(GE Hitachi will pay almost £700m for the Horizon joint venture, which was set up in 2009 to build new nuclear plants to replace Magnox reactors)
Welsh political leaders have welcomed confirmation that Hitachi is to buy nuclear project Horizon, which includes plans for a new reactor on Anglesey.
Welsh Secretary David Jones called it a “huge boost”, while First Minister Carwyn Jones said it was “very good news for Wales and the UK”.
Up to 6,000 jobs could be created while the new reactors are built at Wylfa.
The Horizon development aims to build a new £8bn nuclear power station at Wylfa on the island.
“This is by any standards excellent news not just for Anglesey but for the whole of north Wales,” said the Welsh Secretary.
“It’s going to mean a major construction project with about 5,000 to 6,000 jobs created, about 1,200 long-term high-quality jobs and a huge boost not only to the economy of Anglesey but of course to the whole of the UK energy sector.”
He had previously said that securing a new nuclear station on Anglesey was “critical” to his economic efforts.

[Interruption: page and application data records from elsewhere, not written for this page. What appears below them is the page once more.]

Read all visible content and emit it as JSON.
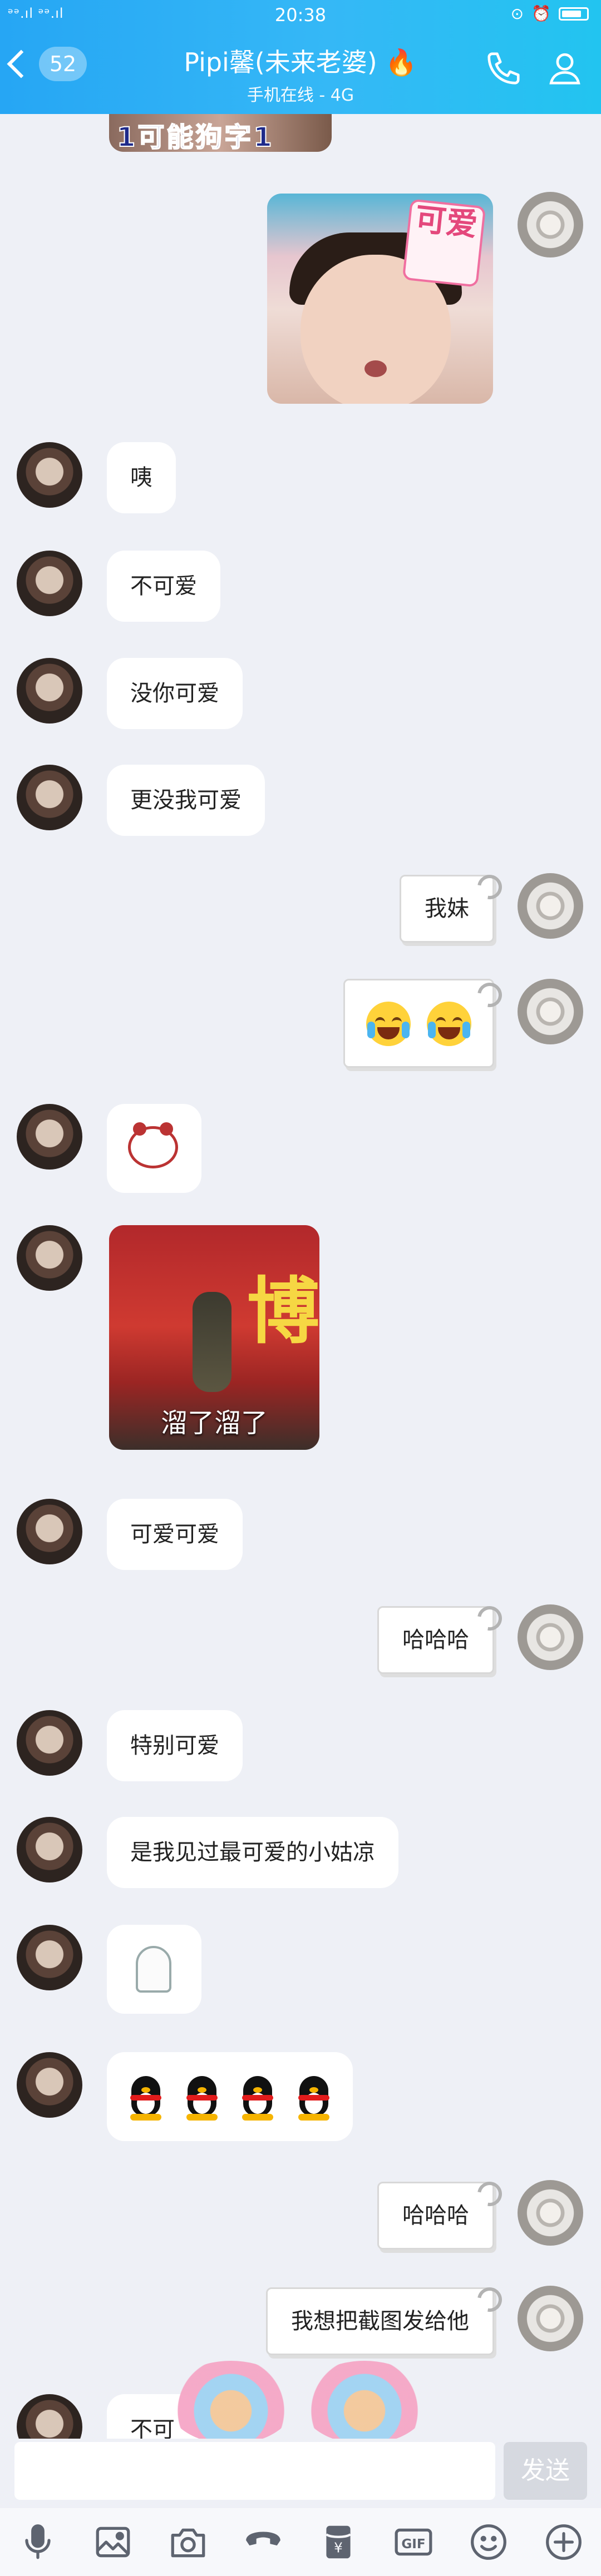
{
  "status_bar": {
    "signal_text": "ᵊᵊ.ıl ᵊᵊ.ıl",
    "time": "20:38"
  },
  "header": {
    "back_badge": "52",
    "title": "Pipi馨(未来老婆)",
    "subtitle": "手机在线 - 4G"
  },
  "images": {
    "top_crop_text": "1可能狗字1",
    "selfie_sticker": "可爱",
    "run_big_char": "博",
    "run_caption": "溜了溜了"
  },
  "messages": [
    {
      "side": "left",
      "text": "咦"
    },
    {
      "side": "left",
      "text": "不可爱"
    },
    {
      "side": "left",
      "text": "没你可爱"
    },
    {
      "side": "left",
      "text": "更没我可爱"
    },
    {
      "side": "right",
      "text": "我妹"
    },
    {
      "side": "left",
      "text": "可爱可爱"
    },
    {
      "side": "right",
      "text": "哈哈哈"
    },
    {
      "side": "left",
      "text": "特别可爱"
    },
    {
      "side": "left",
      "text": "是我见过最可爱的小姑凉"
    },
    {
      "side": "right",
      "text": "哈哈哈"
    },
    {
      "side": "right",
      "text": "我想把截图发给他"
    },
    {
      "side": "left",
      "text": "不可"
    }
  ],
  "input": {
    "value": "",
    "send_label": "发送"
  },
  "toolbar": {
    "icons": [
      "microphone-icon",
      "image-icon",
      "camera-icon",
      "voice-call-icon",
      "red-packet-icon",
      "gif-icon",
      "emoji-icon",
      "plus-icon"
    ],
    "gif_label": "GIF",
    "red_packet_label": "¥"
  },
  "colors": {
    "header_blue": "#26a6f4",
    "chat_bg": "#eef0f6",
    "send_disabled": "#d6d9e0"
  }
}
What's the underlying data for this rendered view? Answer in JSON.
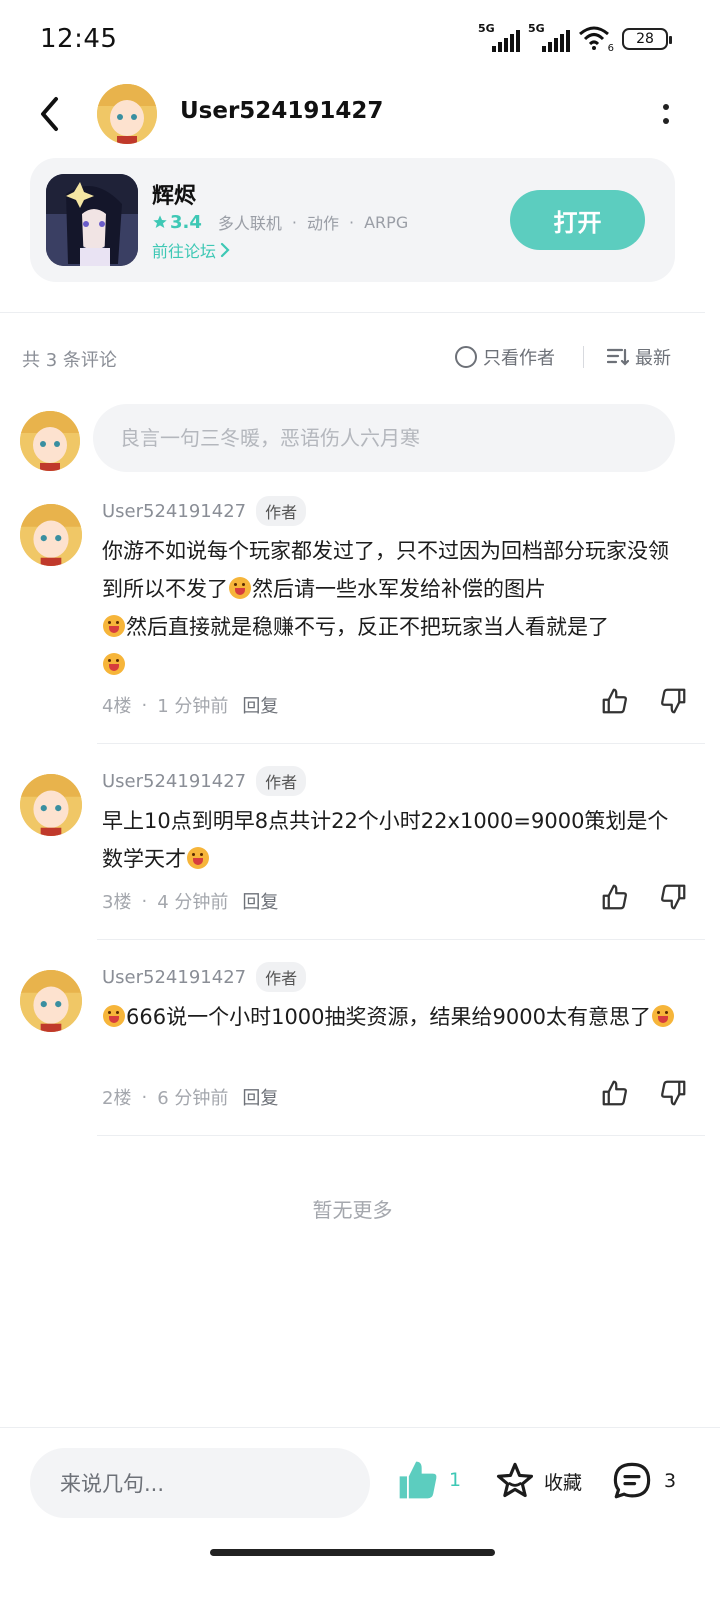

It is an area which has various difficulties when it comes to creating employment.Major employers such as Anglesey Aluminium and others have reduced the number of people they employ on the island over the last decade or so.Basically, Anglesey is looking at a new nuclear power station at Wylfa as a way of creating jobs. But I think everyone is aware of the fact that there’s a number of hurdles to overcome yet.One that has been speculated about in the papers is that Hitachi has got to get approval for its design of reactor before it can actually go ahead and build.It’s difficult to say whether that will make any difference when it comes to the timescale.Building isn’t going to start in 2012 which was the original plan so that presumably means having it open for 2020 is in doubt as well.
First Minister Carwyn Jones said he would continue to work with the UK government and Hitachi to secure the investment for Anglesey.
“The potential benefits of a new nuclear development on Anglesey would be substantial – not just in creating thousands of highly skilled jobs and boosting the supply chain – but in helping to secure our energy supply in the future,” he said.
Wylfa was one of a number of sites which was shortlisted for a new nuclear power station last year.
But in March this year, the two German companies behind the project – E.ON and RWE – announced they were pulling out.
They blamed the global economic crisis and Germany’s decision to phase out nuclear power in the aftermath of the Fukushima accident in Japan.
They have now sold the project to the Japanese company Hitachi for around £700m.
As well as the Wylfa plans, the deal also includes proposals for a new nuclear power station just over the Welsh border at Oldbury, in South Gloucestershire.
There is some opposition to nuclear power on Anglesey and there is likely to be controversy because Hitachi designed the Fukushima plant.
But Mr Jones said the design of the nuclear reactor on Anglesey was different to the one in Japan.
“You have to remember that there were specific conditions in Fukushima, for example the seismic conditions which don’t apply in Wales,” he said.
“But most of all there’s going to be a rigorous assessment process which will now be undergone which will last many years, maybe up to four years, and ensure that this is an absolutely safe reactor.
“So I think no-one need have any fears of the safety of what is proposed for Wylfa.”
The news has also been welcomed by Prime Minister David Cameron who called it a “vote of confidence in the UK”.
Anglesey council leader Bryan Owen said the deal was a “massive boost” to the island’s economy and that of north Wales.
The existing Wylfa plant, which has been producing energy since 1971, is set to continue generating electricity until the fuel runs out or September 2014, whichever comes first.
Source: BBC News